• EXERCISE DIRECTIONS: Please quote the material exactly, every line of it.
= = = = = = =
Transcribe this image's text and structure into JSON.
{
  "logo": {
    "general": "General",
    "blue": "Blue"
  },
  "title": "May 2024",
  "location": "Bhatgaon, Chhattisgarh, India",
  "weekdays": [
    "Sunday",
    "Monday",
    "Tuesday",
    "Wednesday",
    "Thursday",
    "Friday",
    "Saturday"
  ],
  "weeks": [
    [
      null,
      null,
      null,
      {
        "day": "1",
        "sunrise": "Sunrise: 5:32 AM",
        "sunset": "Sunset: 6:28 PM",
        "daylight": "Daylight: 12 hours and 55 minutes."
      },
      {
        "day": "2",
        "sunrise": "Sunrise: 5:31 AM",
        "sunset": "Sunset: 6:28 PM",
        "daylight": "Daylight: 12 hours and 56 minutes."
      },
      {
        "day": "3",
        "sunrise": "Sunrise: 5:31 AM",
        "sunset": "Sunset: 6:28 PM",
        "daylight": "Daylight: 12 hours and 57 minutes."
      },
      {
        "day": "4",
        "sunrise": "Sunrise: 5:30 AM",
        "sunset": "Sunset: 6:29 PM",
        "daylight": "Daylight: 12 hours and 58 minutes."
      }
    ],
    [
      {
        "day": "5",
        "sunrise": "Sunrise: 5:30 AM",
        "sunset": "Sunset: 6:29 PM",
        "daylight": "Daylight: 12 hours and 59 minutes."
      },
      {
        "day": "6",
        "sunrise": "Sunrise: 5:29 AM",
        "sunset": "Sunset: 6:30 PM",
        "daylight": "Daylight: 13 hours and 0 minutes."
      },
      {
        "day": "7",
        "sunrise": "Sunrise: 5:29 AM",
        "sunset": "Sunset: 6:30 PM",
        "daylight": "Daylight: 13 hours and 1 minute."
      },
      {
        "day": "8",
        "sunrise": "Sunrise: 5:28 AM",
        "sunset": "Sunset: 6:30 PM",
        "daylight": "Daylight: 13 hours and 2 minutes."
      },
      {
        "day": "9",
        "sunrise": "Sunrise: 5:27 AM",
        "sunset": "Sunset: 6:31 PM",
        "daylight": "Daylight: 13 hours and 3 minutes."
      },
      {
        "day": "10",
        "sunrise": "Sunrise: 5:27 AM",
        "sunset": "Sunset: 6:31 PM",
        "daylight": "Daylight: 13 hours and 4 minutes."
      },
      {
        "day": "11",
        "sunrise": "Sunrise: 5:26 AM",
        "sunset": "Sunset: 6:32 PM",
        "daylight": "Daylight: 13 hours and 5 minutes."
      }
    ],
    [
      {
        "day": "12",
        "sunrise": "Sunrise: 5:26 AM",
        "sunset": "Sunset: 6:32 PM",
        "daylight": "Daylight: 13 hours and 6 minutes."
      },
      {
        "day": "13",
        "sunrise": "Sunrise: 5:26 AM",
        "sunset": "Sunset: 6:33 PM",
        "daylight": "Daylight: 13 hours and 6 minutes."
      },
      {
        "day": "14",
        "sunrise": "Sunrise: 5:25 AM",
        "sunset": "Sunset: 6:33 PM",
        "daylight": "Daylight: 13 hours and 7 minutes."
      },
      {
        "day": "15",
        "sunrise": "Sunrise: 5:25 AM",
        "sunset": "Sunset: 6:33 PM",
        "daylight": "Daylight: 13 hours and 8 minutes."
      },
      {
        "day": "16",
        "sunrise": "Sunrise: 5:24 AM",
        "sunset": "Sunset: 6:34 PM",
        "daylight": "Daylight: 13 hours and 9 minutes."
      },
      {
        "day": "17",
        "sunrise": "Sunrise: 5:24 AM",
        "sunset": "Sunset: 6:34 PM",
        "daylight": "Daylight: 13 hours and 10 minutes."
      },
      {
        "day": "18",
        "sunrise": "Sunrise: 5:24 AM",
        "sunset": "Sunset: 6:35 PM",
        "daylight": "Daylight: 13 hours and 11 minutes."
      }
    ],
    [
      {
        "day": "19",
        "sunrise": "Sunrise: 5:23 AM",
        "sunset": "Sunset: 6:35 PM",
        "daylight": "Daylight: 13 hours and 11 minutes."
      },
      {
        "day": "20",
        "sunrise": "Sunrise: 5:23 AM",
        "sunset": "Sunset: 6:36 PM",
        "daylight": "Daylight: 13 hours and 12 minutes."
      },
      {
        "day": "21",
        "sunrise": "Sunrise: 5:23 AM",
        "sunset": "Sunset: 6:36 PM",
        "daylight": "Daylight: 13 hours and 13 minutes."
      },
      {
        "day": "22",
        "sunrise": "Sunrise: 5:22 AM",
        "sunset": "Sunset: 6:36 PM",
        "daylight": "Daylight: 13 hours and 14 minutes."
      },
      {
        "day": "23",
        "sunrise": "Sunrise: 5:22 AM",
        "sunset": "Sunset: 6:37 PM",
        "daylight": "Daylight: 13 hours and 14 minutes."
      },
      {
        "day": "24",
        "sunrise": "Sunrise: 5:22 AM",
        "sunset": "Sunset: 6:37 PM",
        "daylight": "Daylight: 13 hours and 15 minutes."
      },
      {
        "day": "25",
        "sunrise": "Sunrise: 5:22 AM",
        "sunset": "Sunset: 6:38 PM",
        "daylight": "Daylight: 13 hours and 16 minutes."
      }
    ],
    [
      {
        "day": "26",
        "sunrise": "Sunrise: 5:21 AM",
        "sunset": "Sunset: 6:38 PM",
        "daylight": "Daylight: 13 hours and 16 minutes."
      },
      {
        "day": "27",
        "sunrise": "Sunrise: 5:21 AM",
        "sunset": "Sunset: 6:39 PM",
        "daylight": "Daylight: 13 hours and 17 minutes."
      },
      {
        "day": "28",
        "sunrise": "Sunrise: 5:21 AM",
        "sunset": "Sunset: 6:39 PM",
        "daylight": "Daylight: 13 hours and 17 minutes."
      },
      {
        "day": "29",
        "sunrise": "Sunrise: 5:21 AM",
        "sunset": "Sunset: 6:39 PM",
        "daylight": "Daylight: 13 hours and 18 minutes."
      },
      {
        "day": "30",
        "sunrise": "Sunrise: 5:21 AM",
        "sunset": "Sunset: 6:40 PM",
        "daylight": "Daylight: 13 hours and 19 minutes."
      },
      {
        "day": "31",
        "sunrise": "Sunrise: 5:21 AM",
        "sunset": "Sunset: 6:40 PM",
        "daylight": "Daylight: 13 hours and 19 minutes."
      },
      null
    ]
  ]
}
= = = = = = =
• ANSWER SPACE:
Transcribe this image's text and structure into JSON.
{
  "logo": {
    "general": "General",
    "blue": "Blue"
  },
  "title": "May 2024",
  "location": "Bhatgaon, Chhattisgarh, India",
  "weekdays": [
    "Sunday",
    "Monday",
    "Tuesday",
    "Wednesday",
    "Thursday",
    "Friday",
    "Saturday"
  ],
  "weeks": [
    [
      null,
      null,
      null,
      {
        "day": "1",
        "sunrise": "Sunrise: 5:32 AM",
        "sunset": "Sunset: 6:28 PM",
        "daylight": "Daylight: 12 hours and 55 minutes."
      },
      {
        "day": "2",
        "sunrise": "Sunrise: 5:31 AM",
        "sunset": "Sunset: 6:28 PM",
        "daylight": "Daylight: 12 hours and 56 minutes."
      },
      {
        "day": "3",
        "sunrise": "Sunrise: 5:31 AM",
        "sunset": "Sunset: 6:28 PM",
        "daylight": "Daylight: 12 hours and 57 minutes."
      },
      {
        "day": "4",
        "sunrise": "Sunrise: 5:30 AM",
        "sunset": "Sunset: 6:29 PM",
        "daylight": "Daylight: 12 hours and 58 minutes."
      }
    ],
    [
      {
        "day": "5",
        "sunrise": "Sunrise: 5:30 AM",
        "sunset": "Sunset: 6:29 PM",
        "daylight": "Daylight: 12 hours and 59 minutes."
      },
      {
        "day": "6",
        "sunrise": "Sunrise: 5:29 AM",
        "sunset": "Sunset: 6:30 PM",
        "daylight": "Daylight: 13 hours and 0 minutes."
      },
      {
        "day": "7",
        "sunrise": "Sunrise: 5:29 AM",
        "sunset": "Sunset: 6:30 PM",
        "daylight": "Daylight: 13 hours and 1 minute."
      },
      {
        "day": "8",
        "sunrise": "Sunrise: 5:28 AM",
        "sunset": "Sunset: 6:30 PM",
        "daylight": "Daylight: 13 hours and 2 minutes."
      },
      {
        "day": "9",
        "sunrise": "Sunrise: 5:27 AM",
        "sunset": "Sunset: 6:31 PM",
        "daylight": "Daylight: 13 hours and 3 minutes."
      },
      {
        "day": "10",
        "sunrise": "Sunrise: 5:27 AM",
        "sunset": "Sunset: 6:31 PM",
        "daylight": "Daylight: 13 hours and 4 minutes."
      },
      {
        "day": "11",
        "sunrise": "Sunrise: 5:26 AM",
        "sunset": "Sunset: 6:32 PM",
        "daylight": "Daylight: 13 hours and 5 minutes."
      }
    ],
    [
      {
        "day": "12",
        "sunrise": "Sunrise: 5:26 AM",
        "sunset": "Sunset: 6:32 PM",
        "daylight": "Daylight: 13 hours and 6 minutes."
      },
      {
        "day": "13",
        "sunrise": "Sunrise: 5:26 AM",
        "sunset": "Sunset: 6:33 PM",
        "daylight": "Daylight: 13 hours and 6 minutes."
      },
      {
        "day": "14",
        "sunrise": "Sunrise: 5:25 AM",
        "sunset": "Sunset: 6:33 PM",
        "daylight": "Daylight: 13 hours and 7 minutes."
      },
      {
        "day": "15",
        "sunrise": "Sunrise: 5:25 AM",
        "sunset": "Sunset: 6:33 PM",
        "daylight": "Daylight: 13 hours and 8 minutes."
      },
      {
        "day": "16",
        "sunrise": "Sunrise: 5:24 AM",
        "sunset": "Sunset: 6:34 PM",
        "daylight": "Daylight: 13 hours and 9 minutes."
      },
      {
        "day": "17",
        "sunrise": "Sunrise: 5:24 AM",
        "sunset": "Sunset: 6:34 PM",
        "daylight": "Daylight: 13 hours and 10 minutes."
      },
      {
        "day": "18",
        "sunrise": "Sunrise: 5:24 AM",
        "sunset": "Sunset: 6:35 PM",
        "daylight": "Daylight: 13 hours and 11 minutes."
      }
    ],
    [
      {
        "day": "19",
        "sunrise": "Sunrise: 5:23 AM",
        "sunset": "Sunset: 6:35 PM",
        "daylight": "Daylight: 13 hours and 11 minutes."
      },
      {
        "day": "20",
        "sunrise": "Sunrise: 5:23 AM",
        "sunset": "Sunset: 6:36 PM",
        "daylight": "Daylight: 13 hours and 12 minutes."
      },
      {
        "day": "21",
        "sunrise": "Sunrise: 5:23 AM",
        "sunset": "Sunset: 6:36 PM",
        "daylight": "Daylight: 13 hours and 13 minutes."
      },
      {
        "day": "22",
        "sunrise": "Sunrise: 5:22 AM",
        "sunset": "Sunset: 6:36 PM",
        "daylight": "Daylight: 13 hours and 14 minutes."
      },
      {
        "day": "23",
        "sunrise": "Sunrise: 5:22 AM",
        "sunset": "Sunset: 6:37 PM",
        "daylight": "Daylight: 13 hours and 14 minutes."
      },
      {
        "day": "24",
        "sunrise": "Sunrise: 5:22 AM",
        "sunset": "Sunset: 6:37 PM",
        "daylight": "Daylight: 13 hours and 15 minutes."
      },
      {
        "day": "25",
        "sunrise": "Sunrise: 5:22 AM",
        "sunset": "Sunset: 6:38 PM",
        "daylight": "Daylight: 13 hours and 16 minutes."
      }
    ],
    [
      {
        "day": "26",
        "sunrise": "Sunrise: 5:21 AM",
        "sunset": "Sunset: 6:38 PM",
        "daylight": "Daylight: 13 hours and 16 minutes."
      },
      {
        "day": "27",
        "sunrise": "Sunrise: 5:21 AM",
        "sunset": "Sunset: 6:39 PM",
        "daylight": "Daylight: 13 hours and 17 minutes."
      },
      {
        "day": "28",
        "sunrise": "Sunrise: 5:21 AM",
        "sunset": "Sunset: 6:39 PM",
        "daylight": "Daylight: 13 hours and 17 minutes."
      },
      {
        "day": "29",
        "sunrise": "Sunrise: 5:21 AM",
        "sunset": "Sunset: 6:39 PM",
        "daylight": "Daylight: 13 hours and 18 minutes."
      },
      {
        "day": "30",
        "sunrise": "Sunrise: 5:21 AM",
        "sunset": "Sunset: 6:40 PM",
        "daylight": "Daylight: 13 hours and 19 minutes."
      },
      {
        "day": "31",
        "sunrise": "Sunrise: 5:21 AM",
        "sunset": "Sunset: 6:40 PM",
        "daylight": "Daylight: 13 hours and 19 minutes."
      },
      null
    ]
  ]
}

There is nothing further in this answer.